The softened suspension remains adaptive and adjustable, except all modes are compliant and seldom upset by road imperfections. Sport+ can be a little harsh here and there, but the default Sport has proven to be the perfect middle ground anyway. Body motions are kept well in check with no severe crashes nor wallowing, and the not-so-racey seats of the Integra still do a decent job at holding you in place despite their unassuming appearance. Still, leather-wrapped versions of the Type R leather-wrapped buckets would’ve been a nice option. But most impressive has to be the way this car reacts to adjustments.
This thing hooks. And its ability to resist torque steer while on throttle, tuck deeper into a corner, and even get some tail wags at the hint of lift or trailbraking is intoxicating. Kudos to the dual-axis front suspension design and the hyper-aggressive front limited-slip diff. The Elantra N exhibited a similar degree of neutrality, but the Integra Type-S does it better with notably more outright grip, enabling it keep pace with a colleague in an Audi S3 loaner and its DCT and all-wheel drive buffs.
Kudos once more to the 265-wide Michelin Pilot Sport 4S tires. For reference, that’s ten millimeters wider than the front tires of a non-Handing Package Mustang Dark Horse, which makes 180 more horsepower and tips in over 700 pounds more than the Teggy’s svelte 3,219 pounds. Acura loves to tout how it’s only marginally heavier than the Type R despite the added tech, but it’s also hundreds of pounds lighter than its German counterparts.
Brakes? No complaints. Four-piston Brembos biting down on 13.8-inch rotors work exactly as advertised. However, the pedal is somewhat soft in the first inch of travel, but that makes it easy to modulate, and the performance was purely confidence-inspiring and fade-free, even in some of Malibu’s tightest downhill passes. The two-piece rotors certainly look premium and likely contribute to weight savings and improved heat dissipation.
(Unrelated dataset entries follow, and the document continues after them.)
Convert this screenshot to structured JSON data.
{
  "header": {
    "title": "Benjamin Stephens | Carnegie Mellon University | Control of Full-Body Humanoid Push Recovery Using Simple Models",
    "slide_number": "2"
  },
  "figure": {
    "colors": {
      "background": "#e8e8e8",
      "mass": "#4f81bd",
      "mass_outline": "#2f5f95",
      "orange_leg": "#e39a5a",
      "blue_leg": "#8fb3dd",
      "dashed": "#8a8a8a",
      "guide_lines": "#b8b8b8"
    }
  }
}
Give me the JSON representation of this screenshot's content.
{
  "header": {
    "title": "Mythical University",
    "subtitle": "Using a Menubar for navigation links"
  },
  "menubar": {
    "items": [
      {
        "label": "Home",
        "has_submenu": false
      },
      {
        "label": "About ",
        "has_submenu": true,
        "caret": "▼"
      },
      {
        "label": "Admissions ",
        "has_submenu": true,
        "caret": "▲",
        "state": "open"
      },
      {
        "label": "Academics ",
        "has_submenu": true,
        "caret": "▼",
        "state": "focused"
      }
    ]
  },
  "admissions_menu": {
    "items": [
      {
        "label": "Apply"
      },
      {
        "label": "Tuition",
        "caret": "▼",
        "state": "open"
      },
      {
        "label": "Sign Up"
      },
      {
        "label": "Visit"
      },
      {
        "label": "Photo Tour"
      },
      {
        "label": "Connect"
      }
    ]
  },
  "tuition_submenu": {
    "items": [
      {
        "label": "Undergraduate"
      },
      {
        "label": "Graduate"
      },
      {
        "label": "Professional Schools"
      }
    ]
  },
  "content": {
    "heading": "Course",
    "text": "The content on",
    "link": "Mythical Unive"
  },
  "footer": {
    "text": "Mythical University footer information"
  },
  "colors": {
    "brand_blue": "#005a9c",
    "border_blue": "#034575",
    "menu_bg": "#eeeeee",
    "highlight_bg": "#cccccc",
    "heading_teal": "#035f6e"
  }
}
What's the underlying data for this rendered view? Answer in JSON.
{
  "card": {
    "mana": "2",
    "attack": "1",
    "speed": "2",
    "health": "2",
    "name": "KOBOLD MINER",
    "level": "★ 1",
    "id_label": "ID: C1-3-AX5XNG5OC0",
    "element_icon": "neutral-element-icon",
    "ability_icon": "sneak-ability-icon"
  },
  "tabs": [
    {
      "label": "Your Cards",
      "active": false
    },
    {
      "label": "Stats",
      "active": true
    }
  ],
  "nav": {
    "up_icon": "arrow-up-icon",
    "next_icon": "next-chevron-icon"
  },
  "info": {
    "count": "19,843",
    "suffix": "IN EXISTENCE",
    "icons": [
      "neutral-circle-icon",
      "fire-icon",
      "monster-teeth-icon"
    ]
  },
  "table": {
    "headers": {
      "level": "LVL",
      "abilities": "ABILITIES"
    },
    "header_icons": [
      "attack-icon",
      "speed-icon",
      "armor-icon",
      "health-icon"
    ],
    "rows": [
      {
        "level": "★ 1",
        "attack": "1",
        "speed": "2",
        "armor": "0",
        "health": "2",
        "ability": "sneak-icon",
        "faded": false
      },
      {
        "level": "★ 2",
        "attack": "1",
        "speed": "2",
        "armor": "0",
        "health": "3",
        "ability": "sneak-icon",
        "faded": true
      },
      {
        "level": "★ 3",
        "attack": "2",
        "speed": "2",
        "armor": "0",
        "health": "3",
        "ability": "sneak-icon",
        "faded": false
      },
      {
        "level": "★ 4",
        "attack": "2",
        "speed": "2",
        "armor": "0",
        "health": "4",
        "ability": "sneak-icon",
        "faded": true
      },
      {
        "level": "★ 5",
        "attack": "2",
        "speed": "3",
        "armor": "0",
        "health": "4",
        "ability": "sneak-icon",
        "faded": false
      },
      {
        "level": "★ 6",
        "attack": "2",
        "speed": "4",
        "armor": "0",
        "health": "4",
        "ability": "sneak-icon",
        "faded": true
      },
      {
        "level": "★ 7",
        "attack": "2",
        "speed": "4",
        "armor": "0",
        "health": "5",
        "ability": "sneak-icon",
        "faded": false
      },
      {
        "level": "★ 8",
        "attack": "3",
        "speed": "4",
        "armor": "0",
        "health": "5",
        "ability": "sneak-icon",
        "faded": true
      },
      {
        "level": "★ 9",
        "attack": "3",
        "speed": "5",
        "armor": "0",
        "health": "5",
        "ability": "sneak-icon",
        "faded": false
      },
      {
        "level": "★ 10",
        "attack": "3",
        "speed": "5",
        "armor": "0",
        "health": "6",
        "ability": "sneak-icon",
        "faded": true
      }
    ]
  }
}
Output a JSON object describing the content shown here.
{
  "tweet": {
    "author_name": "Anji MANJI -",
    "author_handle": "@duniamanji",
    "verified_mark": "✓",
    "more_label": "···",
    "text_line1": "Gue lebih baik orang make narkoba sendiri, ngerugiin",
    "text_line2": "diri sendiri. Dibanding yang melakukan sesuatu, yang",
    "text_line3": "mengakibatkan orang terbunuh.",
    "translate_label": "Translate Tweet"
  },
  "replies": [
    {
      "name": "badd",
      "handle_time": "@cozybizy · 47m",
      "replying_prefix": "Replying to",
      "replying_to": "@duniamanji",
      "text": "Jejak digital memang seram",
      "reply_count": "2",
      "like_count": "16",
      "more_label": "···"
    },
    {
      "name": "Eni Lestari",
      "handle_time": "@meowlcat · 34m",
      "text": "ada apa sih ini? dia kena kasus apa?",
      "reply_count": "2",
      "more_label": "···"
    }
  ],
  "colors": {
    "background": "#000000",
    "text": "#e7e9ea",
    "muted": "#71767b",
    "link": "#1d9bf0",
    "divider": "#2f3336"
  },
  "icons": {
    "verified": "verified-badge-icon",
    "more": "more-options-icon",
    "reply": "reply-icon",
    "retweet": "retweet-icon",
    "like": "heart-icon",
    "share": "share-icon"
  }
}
|What’s not?||– Okay-ish fuel economy and small tank make for frequent fuel stops|
– No built-in nav for trekking far away roads
– No option for a more aggressive bucket seat
– Even this louder exhaust is still too quiet
– Numb, overly-light clutch pedal
– The Civic Type R exists
The greatest driver’s car I hope no one forgets
By now, you’ve surely noticed my nagging comparisons to the Type R. But that’s because the Teggy, as unfortunate as it’ll be, will always be forced to justify itself and its price tag when standing in the shadow of the Nürburgring front-wheel-drive record holder. How its bulging arches and understated demeanor will court fans is yet to be seen, but they must not let it fade into obscurity like so many other drivers cars in history.
I’m rarely left so hot and bothered by a car, but the Acura Integra Type S just beckons for another summer fling. Apparently, it does it for many people, just as its Honda counterpart has done for years. But if you stripped away the Acura’s rowdier twin and left this to stand alone as the flagship performance car for the street and the track, could it? Oh, I think it can. Easily. It rides nice, goes like hell, and turns, brakes, and feels like a real sports car should, all wrapped up in show-stopping sheet metal.
I wouldn’t say it’s outright better than a Type R. It’s just different, taking what that car does best and twisting it to better suit an identity befitting of Acura. And if mature performance with a splash of giddiness is your jam, then have at it. What more could you want?
A wing? Ugh. Okay. That’s fair.